I looked at the stage and noticed that the drum kit was encased inside a circular, Thunderdome-like structure. I peered closer to see if Tommy Lee was lurking inside, but Tommy was nowhere to be found. “WE ARE NOW FIVE MINUTES FROM GARTH,” a disembodied voice intoned from above. With every announcement, the lights grew dimmer and the audience more jacked. Four minutes later, a 60-second countdown commenced. “THE MACHINES ARE IN CONTROL,” a different disembodied voice said. This Garth Brooks concert seemed more like a Rush concert than the Rush concert I saw last year. It was about as “traditional country” as “By-Tor & the Snowdog.”
I glanced down for a moment, and when I looked back at the stage, Brooks had suddenly appeared, as if out of thin air. After a dramatic Michael Jackson pause that felt like an eternity, he exploded toward the audience, singing a weird, percussive, mostly indecipherable new song called “Man Against the Machine.” It was all too much; Brooks wasn’t merely aiming to blow our minds, he was attempting to annihilate all the flesh and muscle mass situated above our necks. The dinosaur had subsumed George Jones. The audience just stood there stunned, their camera phones blinking dumbly at the carnage.

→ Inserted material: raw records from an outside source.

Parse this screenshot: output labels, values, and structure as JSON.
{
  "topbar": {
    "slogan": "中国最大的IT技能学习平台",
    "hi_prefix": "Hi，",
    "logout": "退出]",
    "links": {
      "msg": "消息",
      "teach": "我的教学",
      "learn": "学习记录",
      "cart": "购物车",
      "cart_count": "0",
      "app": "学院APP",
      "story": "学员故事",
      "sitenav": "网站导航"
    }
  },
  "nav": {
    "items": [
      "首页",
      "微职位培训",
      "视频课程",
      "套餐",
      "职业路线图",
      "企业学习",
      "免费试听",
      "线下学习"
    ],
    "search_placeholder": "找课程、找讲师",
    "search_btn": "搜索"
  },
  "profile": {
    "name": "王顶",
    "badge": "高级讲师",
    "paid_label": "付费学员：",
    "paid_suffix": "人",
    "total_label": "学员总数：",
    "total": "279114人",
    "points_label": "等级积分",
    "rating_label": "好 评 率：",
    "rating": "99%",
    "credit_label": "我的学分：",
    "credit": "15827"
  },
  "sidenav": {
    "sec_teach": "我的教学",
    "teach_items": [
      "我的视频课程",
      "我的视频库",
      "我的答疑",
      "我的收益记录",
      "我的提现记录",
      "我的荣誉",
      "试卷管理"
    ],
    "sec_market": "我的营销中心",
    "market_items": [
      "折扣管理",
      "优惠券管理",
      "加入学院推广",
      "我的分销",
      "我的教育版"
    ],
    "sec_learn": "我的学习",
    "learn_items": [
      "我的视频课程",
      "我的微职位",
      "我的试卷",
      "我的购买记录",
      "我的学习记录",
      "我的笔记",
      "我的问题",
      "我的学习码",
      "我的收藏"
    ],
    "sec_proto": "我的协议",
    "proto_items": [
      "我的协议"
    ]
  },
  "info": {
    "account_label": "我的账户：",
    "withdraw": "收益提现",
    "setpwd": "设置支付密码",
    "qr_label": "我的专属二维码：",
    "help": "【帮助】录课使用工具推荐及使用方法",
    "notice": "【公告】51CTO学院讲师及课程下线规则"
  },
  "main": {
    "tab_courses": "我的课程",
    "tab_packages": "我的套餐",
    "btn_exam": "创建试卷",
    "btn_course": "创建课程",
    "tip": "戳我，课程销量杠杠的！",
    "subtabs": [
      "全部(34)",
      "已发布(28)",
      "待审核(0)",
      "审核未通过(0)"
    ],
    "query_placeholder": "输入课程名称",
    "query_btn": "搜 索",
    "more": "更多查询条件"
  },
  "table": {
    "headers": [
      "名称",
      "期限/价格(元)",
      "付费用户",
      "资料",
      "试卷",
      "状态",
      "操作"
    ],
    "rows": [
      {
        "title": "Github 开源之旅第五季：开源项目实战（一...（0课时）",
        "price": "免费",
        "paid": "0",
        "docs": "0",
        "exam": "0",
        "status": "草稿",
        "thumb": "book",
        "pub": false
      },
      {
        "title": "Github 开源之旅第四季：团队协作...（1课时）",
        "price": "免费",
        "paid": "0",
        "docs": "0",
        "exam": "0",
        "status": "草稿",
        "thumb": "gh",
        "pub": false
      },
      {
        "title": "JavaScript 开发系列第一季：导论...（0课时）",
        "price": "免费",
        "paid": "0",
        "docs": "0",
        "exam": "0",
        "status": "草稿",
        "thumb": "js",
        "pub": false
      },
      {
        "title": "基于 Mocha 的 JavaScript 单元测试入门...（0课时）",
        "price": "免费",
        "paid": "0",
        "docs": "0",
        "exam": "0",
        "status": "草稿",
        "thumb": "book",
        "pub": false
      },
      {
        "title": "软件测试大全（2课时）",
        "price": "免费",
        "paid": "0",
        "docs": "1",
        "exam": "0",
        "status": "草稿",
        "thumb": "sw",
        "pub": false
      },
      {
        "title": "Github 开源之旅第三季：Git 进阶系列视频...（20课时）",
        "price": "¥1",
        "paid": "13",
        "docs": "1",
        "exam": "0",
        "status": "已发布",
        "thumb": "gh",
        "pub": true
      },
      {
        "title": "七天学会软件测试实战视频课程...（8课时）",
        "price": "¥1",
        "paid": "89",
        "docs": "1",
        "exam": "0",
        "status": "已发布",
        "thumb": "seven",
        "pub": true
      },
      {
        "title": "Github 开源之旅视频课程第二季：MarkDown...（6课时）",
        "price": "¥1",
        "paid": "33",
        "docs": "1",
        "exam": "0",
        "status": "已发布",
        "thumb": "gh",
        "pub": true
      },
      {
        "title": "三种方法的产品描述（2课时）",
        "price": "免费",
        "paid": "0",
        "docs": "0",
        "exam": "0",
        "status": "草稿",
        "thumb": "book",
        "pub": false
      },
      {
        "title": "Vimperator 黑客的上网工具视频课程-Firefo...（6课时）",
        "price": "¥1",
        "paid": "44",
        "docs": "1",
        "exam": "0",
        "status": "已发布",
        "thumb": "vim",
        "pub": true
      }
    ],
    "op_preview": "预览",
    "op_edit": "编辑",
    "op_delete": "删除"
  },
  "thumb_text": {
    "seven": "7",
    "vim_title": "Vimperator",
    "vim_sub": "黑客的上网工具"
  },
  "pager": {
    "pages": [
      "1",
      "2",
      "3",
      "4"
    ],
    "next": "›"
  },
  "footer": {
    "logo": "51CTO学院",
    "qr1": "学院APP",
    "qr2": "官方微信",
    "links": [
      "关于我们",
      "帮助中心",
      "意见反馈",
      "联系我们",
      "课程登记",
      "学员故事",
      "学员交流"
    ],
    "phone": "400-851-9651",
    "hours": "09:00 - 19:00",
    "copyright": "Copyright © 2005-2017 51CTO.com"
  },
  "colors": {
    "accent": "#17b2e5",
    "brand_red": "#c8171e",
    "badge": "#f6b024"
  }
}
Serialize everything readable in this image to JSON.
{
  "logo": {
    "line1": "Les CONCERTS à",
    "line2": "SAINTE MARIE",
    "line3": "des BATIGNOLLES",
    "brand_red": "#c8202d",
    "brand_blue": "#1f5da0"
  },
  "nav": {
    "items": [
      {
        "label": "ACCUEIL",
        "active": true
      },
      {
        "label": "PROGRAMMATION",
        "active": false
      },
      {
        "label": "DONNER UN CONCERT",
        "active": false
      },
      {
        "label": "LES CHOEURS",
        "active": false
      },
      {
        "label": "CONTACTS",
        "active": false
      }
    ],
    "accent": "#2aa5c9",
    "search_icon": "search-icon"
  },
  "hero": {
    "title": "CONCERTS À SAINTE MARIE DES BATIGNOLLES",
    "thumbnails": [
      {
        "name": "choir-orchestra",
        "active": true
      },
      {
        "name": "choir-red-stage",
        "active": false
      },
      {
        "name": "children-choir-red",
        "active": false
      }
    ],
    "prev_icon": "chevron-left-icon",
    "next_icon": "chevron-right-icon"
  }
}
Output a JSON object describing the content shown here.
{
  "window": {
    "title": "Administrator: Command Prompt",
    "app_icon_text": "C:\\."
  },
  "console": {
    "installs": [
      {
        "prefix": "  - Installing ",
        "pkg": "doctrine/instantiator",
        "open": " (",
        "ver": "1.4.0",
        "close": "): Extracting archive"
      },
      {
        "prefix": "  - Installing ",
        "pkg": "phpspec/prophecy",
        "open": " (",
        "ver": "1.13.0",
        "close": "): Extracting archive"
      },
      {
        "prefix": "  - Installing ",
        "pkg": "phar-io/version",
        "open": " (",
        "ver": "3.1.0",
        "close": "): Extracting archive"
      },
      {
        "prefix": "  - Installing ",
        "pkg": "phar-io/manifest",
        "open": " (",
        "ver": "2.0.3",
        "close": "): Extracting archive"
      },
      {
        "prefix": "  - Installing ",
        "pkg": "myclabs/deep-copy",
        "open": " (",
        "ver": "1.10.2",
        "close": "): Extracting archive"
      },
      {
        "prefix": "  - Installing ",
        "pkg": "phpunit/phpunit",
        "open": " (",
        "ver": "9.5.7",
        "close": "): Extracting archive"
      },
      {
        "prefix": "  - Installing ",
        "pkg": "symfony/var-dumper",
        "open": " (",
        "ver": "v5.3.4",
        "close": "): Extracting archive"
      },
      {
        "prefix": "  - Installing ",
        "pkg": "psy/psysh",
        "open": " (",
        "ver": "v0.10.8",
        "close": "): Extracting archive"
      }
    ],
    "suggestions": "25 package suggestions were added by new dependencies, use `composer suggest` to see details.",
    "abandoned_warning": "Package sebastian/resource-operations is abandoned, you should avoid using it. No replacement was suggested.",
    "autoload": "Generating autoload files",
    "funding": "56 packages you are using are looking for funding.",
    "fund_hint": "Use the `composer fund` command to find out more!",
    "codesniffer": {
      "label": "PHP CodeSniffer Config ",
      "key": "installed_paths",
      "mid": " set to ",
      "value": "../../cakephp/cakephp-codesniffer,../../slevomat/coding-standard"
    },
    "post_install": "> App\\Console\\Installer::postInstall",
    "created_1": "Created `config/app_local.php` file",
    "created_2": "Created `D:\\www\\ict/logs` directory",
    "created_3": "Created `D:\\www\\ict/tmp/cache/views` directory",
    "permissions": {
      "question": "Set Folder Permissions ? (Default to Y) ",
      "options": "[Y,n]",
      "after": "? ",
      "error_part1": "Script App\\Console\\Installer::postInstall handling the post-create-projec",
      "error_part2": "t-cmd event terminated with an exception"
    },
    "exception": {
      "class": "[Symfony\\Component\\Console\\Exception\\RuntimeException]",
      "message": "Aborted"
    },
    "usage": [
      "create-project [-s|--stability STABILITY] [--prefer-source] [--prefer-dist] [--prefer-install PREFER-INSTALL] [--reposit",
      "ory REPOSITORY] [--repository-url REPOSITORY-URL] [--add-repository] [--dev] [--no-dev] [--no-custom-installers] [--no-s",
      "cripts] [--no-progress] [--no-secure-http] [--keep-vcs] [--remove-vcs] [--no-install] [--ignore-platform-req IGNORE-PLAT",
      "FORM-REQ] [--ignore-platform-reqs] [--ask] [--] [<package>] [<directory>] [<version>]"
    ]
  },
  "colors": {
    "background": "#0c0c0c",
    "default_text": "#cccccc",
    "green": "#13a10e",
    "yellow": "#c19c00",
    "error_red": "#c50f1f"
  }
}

The second song was “Rodeo,” off of Ropin’ the Wind. I legitimately love this song — it has fantastically smoky Silver Bullet Band keyboard licks, and Brooks affects a genuine snarl in his vocal. Predictably, he calmed way down and the fans grew way more ecstatic. Despite the botched open, Brooks quickly recovered. It helped immeasurably that he subsequently stuck with tunes from some of the most purchased albums ever. The biggest reactions of the night weren’t for songs, however. The audience cheered loudest whenever Brooks simply raised his arms, screamed, and registered surprise and appreciation that they, the people, had showed up.
The audience loved watching Brooks soak up their love for him. “You came back!” he said, eliciting loud screams. “YOU CAME BACK!” he said, more emphatically, eliciting deafening screams. It reminded me of that part in That’s the Way It Is when Elvis Presley sings “Love Me Tender” and then walks through the Las Vegas theater, shaking hands and kissing every damn woman he approaches. Only here, it was as if the audience were mounting the stage to lather their affection on Brooks.
Was it a good show? It was entertaining watching Brooks work the crowd. He did this thing where he would single out somebody pumping his or her fist, and then mimic the precise force and speed of the fist-pumping as an acknowledgment. During another song, somebody in the front row handed him … I don’t know what it was. It looked like a diploma encased inside of a cuckoo clock. Brooks received the tchotchke, doffed his hat, and carried it away, all without breaking from the song.
Brooks was emotional throughout. At times, he appeared to be on the verge of tears. “Now there is finally nothing between you and us,” he swooned. It is different now for Garth Brooks and America, but in that moment they felt united.